- **Work task**
Search the data below, and report every line in which "zone" occurs.

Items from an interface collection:
_ _ _

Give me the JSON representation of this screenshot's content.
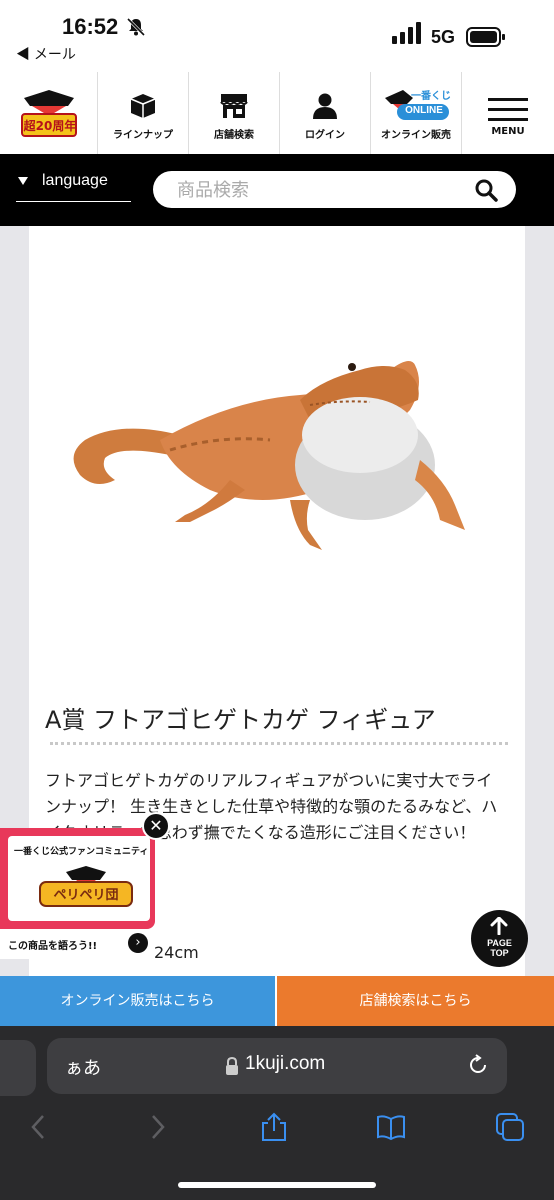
{
  "status_bar": {
    "time": "16:52",
    "back_app": "◀ メール",
    "network": "5G"
  },
  "header": {
    "logo_text": "超20周年",
    "logo_top": "一番くじ",
    "nav": [
      {
        "label": "ラインナップ",
        "icon": "box-icon"
      },
      {
        "label": "店舗検索",
        "icon": "store-icon"
      },
      {
        "label": "ログイン",
        "icon": "user-icon"
      },
      {
        "label": "オンライン販売",
        "icon": "online-logo-icon",
        "logo_top": "一番くじ",
        "logo_main": "ONLINE"
      },
      {
        "label": "MENU",
        "icon": "hamburger-icon"
      }
    ]
  },
  "search": {
    "language_label": "language",
    "placeholder": "商品検索"
  },
  "product": {
    "title": "A賞 フトアゴヒゲトカゲ フィギュア",
    "description": "フトアゴヒゲトカゲのリアルフィギュアがついに実寸大でラインナップ！ 生き生きとした仕草や特徴的な顎のたるみなど、ハイクオリティで思わず撫でたくなる造形にご注目ください！",
    "size_fragment": "24cm"
  },
  "community_banner": {
    "top_text": "一番くじ公式ファンコミュニティ",
    "logo_main": "ペリペリ団",
    "caption": "この商品を語ろう!!",
    "close": "✕",
    "arrow": "›"
  },
  "page_top": {
    "label_line1": "PAGE",
    "label_line2": "TOP"
  },
  "cta": {
    "online": "オンライン販売はこちら",
    "store": "店舗検索はこちら"
  },
  "browser": {
    "aa": "ぁあ",
    "url": "1kuji.com"
  },
  "colors": {
    "online_button": "#3d96dc",
    "store_button": "#eb7a2d",
    "community_pink": "#e8385a",
    "header_black": "#000000"
  }
}
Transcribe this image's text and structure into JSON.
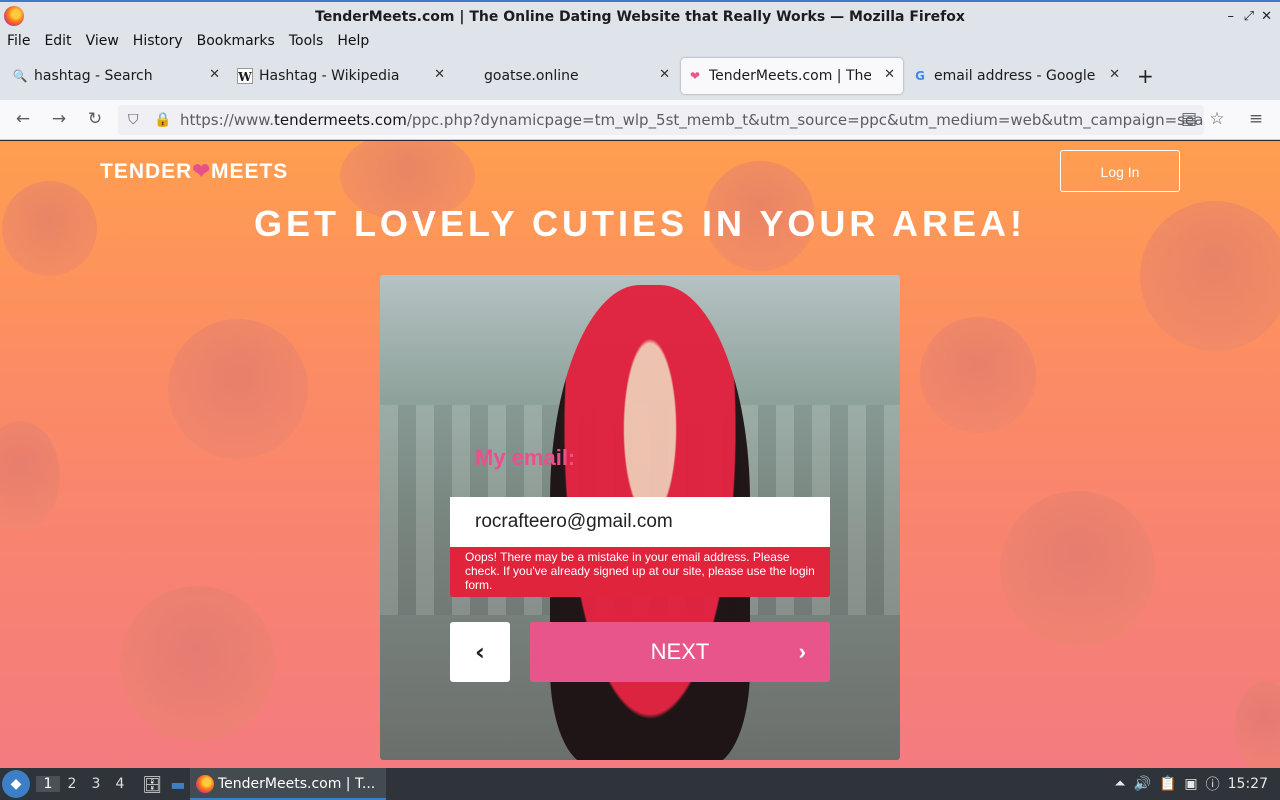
{
  "window": {
    "title": "TenderMeets.com | The Online Dating Website that Really Works — Mozilla Firefox",
    "controls": [
      "–",
      "⤢",
      "✕"
    ]
  },
  "menu": [
    "File",
    "Edit",
    "View",
    "History",
    "Bookmarks",
    "Tools",
    "Help"
  ],
  "tabs": [
    {
      "label": "hashtag - Search",
      "icon": "search-icon"
    },
    {
      "label": "Hashtag - Wikipedia",
      "icon": "wikipedia-icon"
    },
    {
      "label": "goatse.online",
      "icon": "none"
    },
    {
      "label": "TenderMeets.com | The O",
      "icon": "tendermeets-icon"
    },
    {
      "label": "email address - Google S",
      "icon": "google-icon"
    }
  ],
  "address": {
    "prefix": "https://www.",
    "host": "tendermeets.com",
    "path": "/ppc.php?dynamicpage=tm_wlp_5st_memb_t&utm_source=ppc&utm_medium=web&utm_campaign=search&"
  },
  "page": {
    "logo_left": "TENDER",
    "logo_right": "MEETS",
    "login": "Log In",
    "headline": "GET LOVELY CUTIES IN YOUR AREA!",
    "email_label": "My email:",
    "email_value": "rocrafteero@gmail.com",
    "error": "Oops! There may be a mistake in your email address. Please check. If you've already signed up at our site, please use the login form.",
    "back": "‹",
    "next": "NEXT",
    "next_chevron": "›"
  },
  "taskbar": {
    "workspaces": [
      "1",
      "2",
      "3",
      "4"
    ],
    "task": "TenderMeets.com | T...",
    "clock": "15:27"
  }
}
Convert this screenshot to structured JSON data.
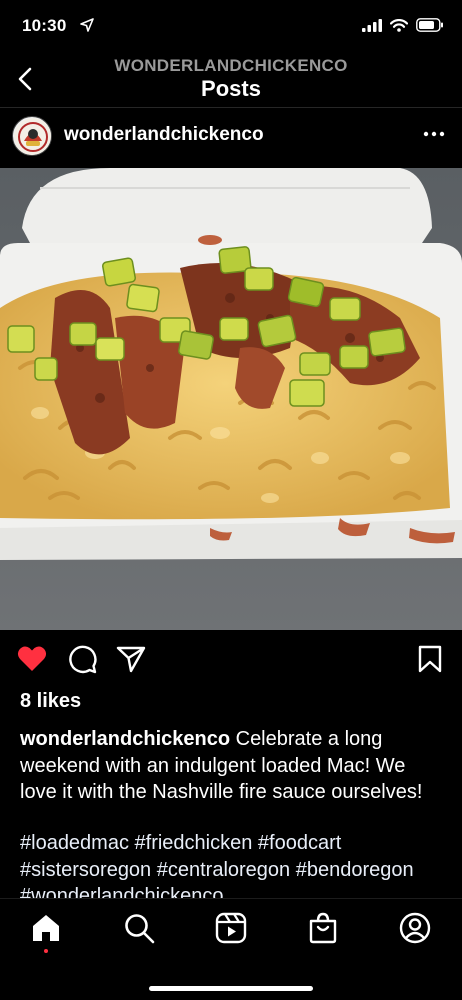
{
  "status": {
    "time": "10:30"
  },
  "nav": {
    "account": "WONDERLANDCHICKENCO",
    "title": "Posts"
  },
  "post": {
    "username": "wonderlandchickenco",
    "likes": "8 likes",
    "caption_user": "wonderlandchickenco",
    "caption_text": " Celebrate a long weekend with an indulgent loaded Mac! We love it with the Nashville fire sauce ourselves!",
    "hashtags": "#loadedmac #friedchicken #foodcart #sistersoregon #centraloregon #bendoregon #wonderlandchickenco",
    "liked": true
  },
  "colors": {
    "like_red": "#ff3040",
    "background": "#000000"
  },
  "icons": {
    "actions": [
      "heart-icon",
      "comment-icon",
      "share-icon",
      "bookmark-icon"
    ],
    "tabs": [
      "home-icon",
      "search-icon",
      "reels-icon",
      "shop-icon",
      "profile-icon"
    ]
  }
}
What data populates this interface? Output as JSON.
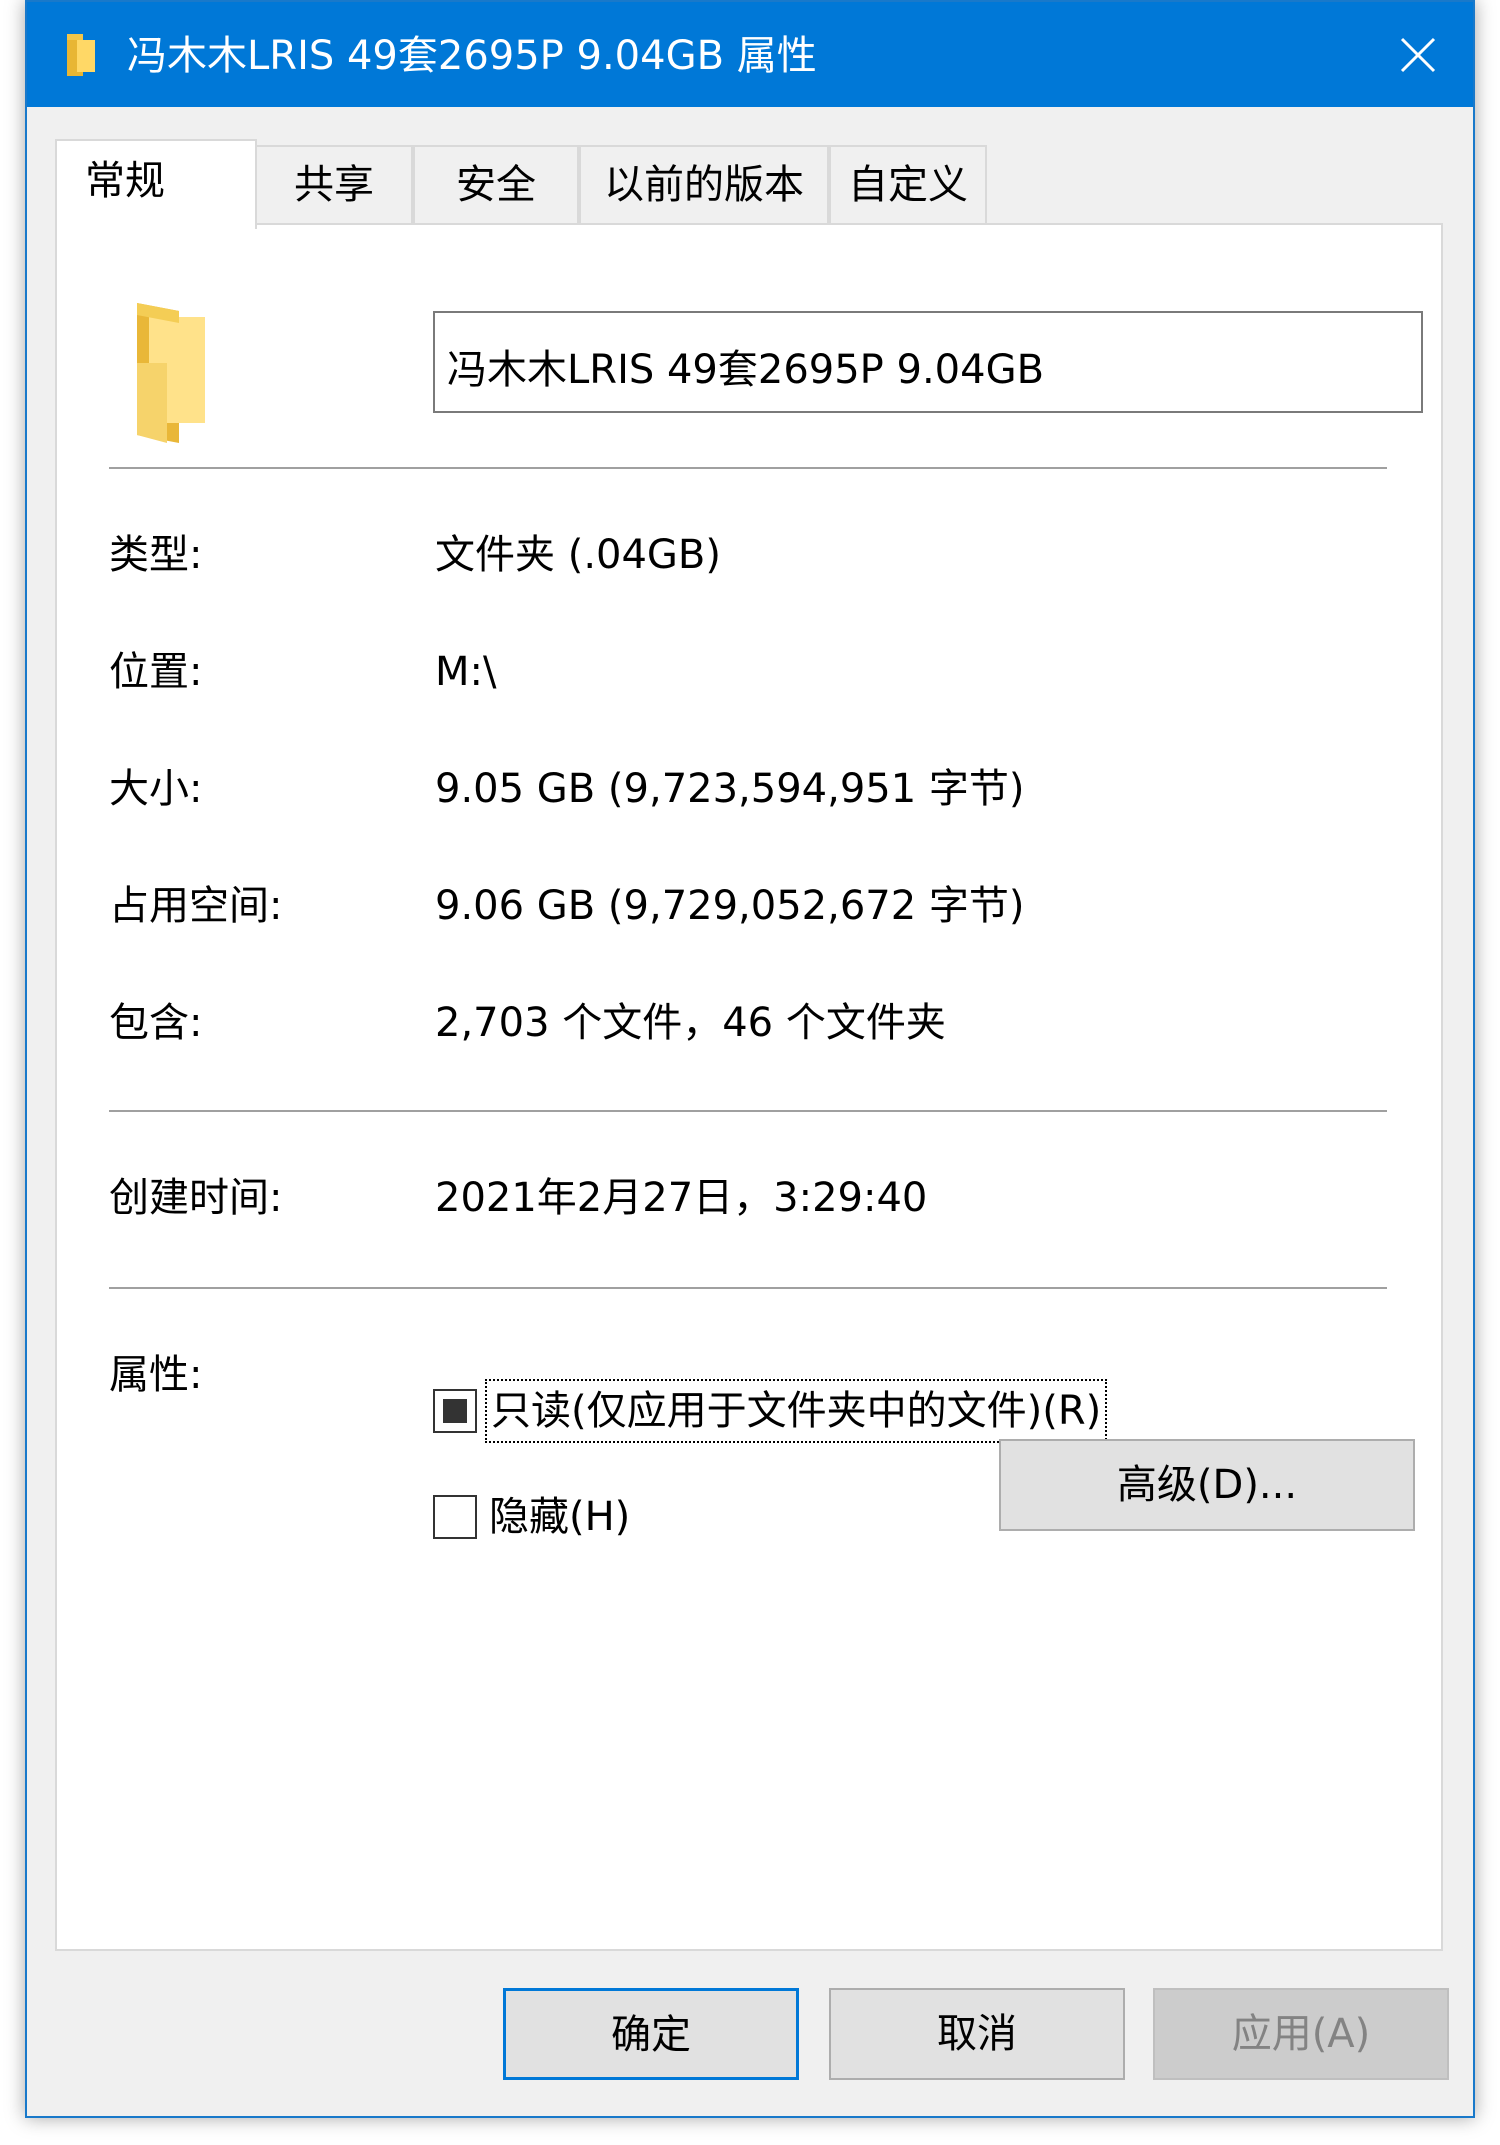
{
  "window": {
    "title": "冯木木LRIS 49套2695P 9.04GB 属性",
    "accent": "#0078d7"
  },
  "tabs": [
    {
      "label": "常规"
    },
    {
      "label": "共享"
    },
    {
      "label": "安全"
    },
    {
      "label": "以前的版本"
    },
    {
      "label": "自定义"
    }
  ],
  "general": {
    "name_value": "冯木木LRIS 49套2695P 9.04GB",
    "type_label": "类型:",
    "type_value": "文件夹 (.04GB)",
    "location_label": "位置:",
    "location_value": "M:\\",
    "size_label": "大小:",
    "size_value": "9.05 GB (9,723,594,951 字节)",
    "size_on_disk_label": "占用空间:",
    "size_on_disk_value": "9.06 GB (9,729,052,672 字节)",
    "contains_label": "包含:",
    "contains_value": "2,703 个文件，46 个文件夹",
    "created_label": "创建时间:",
    "created_value": "2021年2月27日，3:29:40",
    "attributes_label": "属性:",
    "readonly_label": "只读(仅应用于文件夹中的文件)(R)",
    "hidden_label": "隐藏(H)",
    "advanced_button": "高级(D)..."
  },
  "buttons": {
    "ok": "确定",
    "cancel": "取消",
    "apply": "应用(A)"
  },
  "icons": {
    "title_icon": "folder-icon",
    "close": "close-icon",
    "big_folder": "folder-icon"
  }
}
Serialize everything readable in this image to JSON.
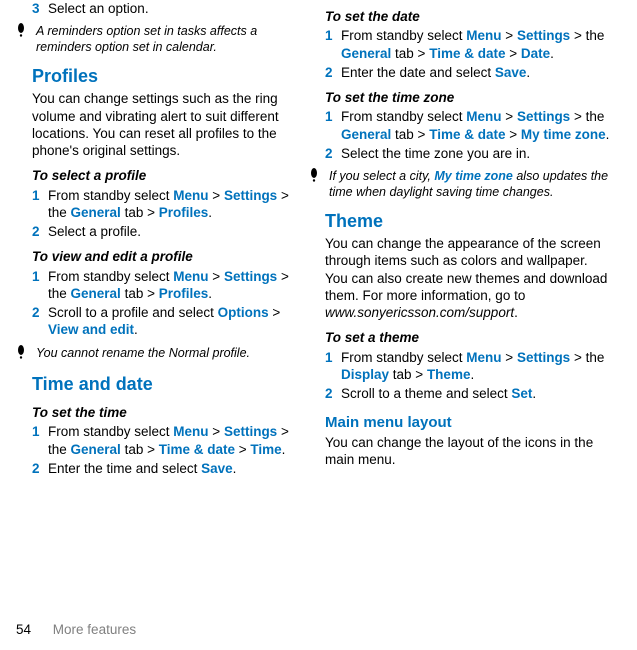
{
  "col1": {
    "step3_num": "3",
    "step3_text": "Select an option.",
    "note1": "A reminders option set in tasks affects a reminders option set in calendar.",
    "profiles_h": "Profiles",
    "profiles_p": "You can change settings such as the ring volume and vibrating alert to suit different locations. You can reset all profiles to the phone's original settings.",
    "select_profile_h": "To select a profile",
    "sp_step1_num": "1",
    "sp_step1_a": "From standby select ",
    "sp_menu": "Menu",
    "sp_gt": " > ",
    "sp_settings": "Settings",
    "sp_gt2": " > the ",
    "sp_general": "General",
    "sp_tab": " tab > ",
    "sp_profiles": "Profiles",
    "sp_dot": ".",
    "sp_step2_num": "2",
    "sp_step2_text": "Select a profile.",
    "view_edit_h": "To view and edit a profile",
    "ve_step1_num": "1",
    "ve_step2_num": "2",
    "ve_step2_a": "Scroll to a profile and select ",
    "ve_options": "Options",
    "ve_viewedit": "View and edit",
    "note2": "You cannot rename the Normal profile.",
    "timedate_h": "Time and date",
    "set_time_h": "To set the time",
    "st_step1_num": "1",
    "st_timedate": "Time & date",
    "st_time": "Time",
    "st_step2_num": "2",
    "st_step2_a": "Enter the time and select ",
    "st_save": "Save"
  },
  "col2": {
    "set_date_h": "To set the date",
    "sd_step1_num": "1",
    "sd_date": "Date",
    "sd_step2_num": "2",
    "sd_step2_a": "Enter the date and select ",
    "set_tz_h": "To set the time zone",
    "tz_step1_num": "1",
    "tz_mytz": "My time zone",
    "tz_step2_num": "2",
    "tz_step2_text": "Select the time zone you are in.",
    "note3_a": "If you select a city, ",
    "note3_mtz": "My time zone",
    "note3_b": " also updates the time when daylight saving time changes.",
    "theme_h": "Theme",
    "theme_p_a": "You can change the appearance of the screen through items such as colors and wallpaper. You can also create new themes and download them. For more information, go to ",
    "theme_url": "www.sonyericsson.com/support",
    "set_theme_h": "To set a theme",
    "sth_step1_num": "1",
    "sth_display": "Display",
    "sth_theme": "Theme",
    "sth_step2_num": "2",
    "sth_step2_a": "Scroll to a theme and select ",
    "sth_set": "Set",
    "mml_h": "Main menu layout",
    "mml_p": "You can change the layout of the icons in the main menu."
  },
  "footer": {
    "page": "54",
    "section": "More features"
  }
}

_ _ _

- **Answer space**
    "set_tz_h": "To set the time zone",
    "tz_mytz": "My time zone",
    "tz_step2_text": "Select the time zone you are in.",
    "note3_mtz": "My time zone",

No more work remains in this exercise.